#### Task to carry out:
Pictures are to be left out, but please repeat each record exactly.

#### Data section:
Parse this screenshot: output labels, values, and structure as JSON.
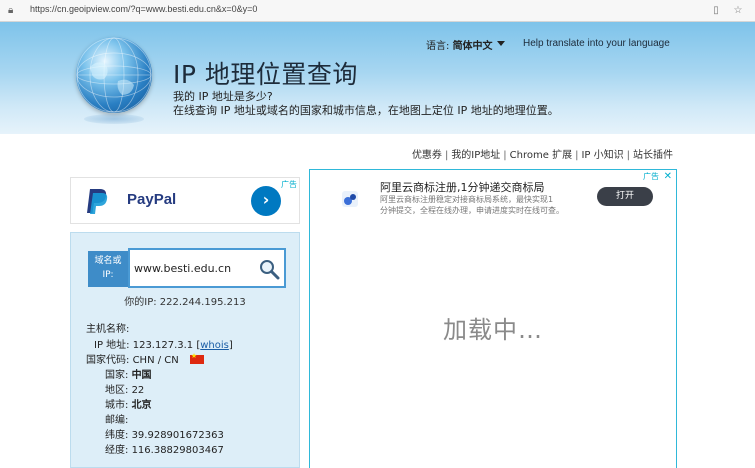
{
  "browser": {
    "url": "https://cn.geoipview.com/?q=www.besti.edu.cn&x=0&y=0"
  },
  "header": {
    "title": "IP 地理位置查询",
    "subtitle1": "我的 IP 地址是多少?",
    "subtitle2": "在线查询 IP 地址或域名的国家和城市信息，在地图上定位 IP 地址的地理位置。",
    "lang_label": "语言:",
    "lang_value": "简体中文",
    "help_translate": "Help translate into your language"
  },
  "toplinks": [
    "优惠券",
    "我的IP地址",
    "Chrome 扩展",
    "IP 小知识",
    "站长插件"
  ],
  "paypal_ad": {
    "brand": "PayPal",
    "adchoice": "广告"
  },
  "query": {
    "label_line1": "域名或",
    "label_line2": "IP:",
    "value": "www.besti.edu.cn",
    "my_ip": "你的IP: 222.244.195.213"
  },
  "info": {
    "hostname_label": "主机名称:",
    "ip_label": "IP 地址:",
    "ip_value": "123.127.3.1",
    "whois": "whois",
    "country_code_label": "国家代码:",
    "country_code_value": "CHN / CN",
    "country_label": "国家:",
    "country_value": "中国",
    "region_label": "地区:",
    "region_value": "22",
    "city_label": "城市:",
    "city_value": "北京",
    "postal_label": "邮编:",
    "postal_value": "",
    "lat_label": "纬度:",
    "lat_value": "39.928901672363",
    "lon_label": "经度:",
    "lon_value": "116.38829803467"
  },
  "aliyun_ad": {
    "title": "阿里云商标注册,1分钟递交商标局",
    "desc1": "阿里云商标注册稳定对接商标局系统，最快实现1",
    "desc2": "分钟提交，全程在线办理，申请进度实时在线可查。",
    "button": "打开",
    "adchoice": "广告"
  },
  "loading_text": "加载中…"
}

#### Result of this task:
Parse this screenshot: output labels, values, and structure as JSON.
{
  "browser": {
    "url": "https://cn.geoipview.com/?q=www.besti.edu.cn&x=0&y=0"
  },
  "header": {
    "title": "IP 地理位置查询",
    "subtitle1": "我的 IP 地址是多少?",
    "subtitle2": "在线查询 IP 地址或域名的国家和城市信息，在地图上定位 IP 地址的地理位置。",
    "lang_label": "语言:",
    "lang_value": "简体中文",
    "help_translate": "Help translate into your language"
  },
  "toplinks": [
    "优惠券",
    "我的IP地址",
    "Chrome 扩展",
    "IP 小知识",
    "站长插件"
  ],
  "paypal_ad": {
    "brand": "PayPal",
    "adchoice": "广告"
  },
  "query": {
    "label_line1": "域名或",
    "label_line2": "IP:",
    "value": "www.besti.edu.cn",
    "my_ip": "你的IP: 222.244.195.213"
  },
  "info": {
    "hostname_label": "主机名称:",
    "ip_label": "IP 地址:",
    "ip_value": "123.127.3.1",
    "whois": "whois",
    "country_code_label": "国家代码:",
    "country_code_value": "CHN / CN",
    "country_label": "国家:",
    "country_value": "中国",
    "region_label": "地区:",
    "region_value": "22",
    "city_label": "城市:",
    "city_value": "北京",
    "postal_label": "邮编:",
    "postal_value": "",
    "lat_label": "纬度:",
    "lat_value": "39.928901672363",
    "lon_label": "经度:",
    "lon_value": "116.38829803467"
  },
  "aliyun_ad": {
    "title": "阿里云商标注册,1分钟递交商标局",
    "desc1": "阿里云商标注册稳定对接商标局系统，最快实现1",
    "desc2": "分钟提交，全程在线办理，申请进度实时在线可查。",
    "button": "打开",
    "adchoice": "广告"
  },
  "loading_text": "加载中…"
}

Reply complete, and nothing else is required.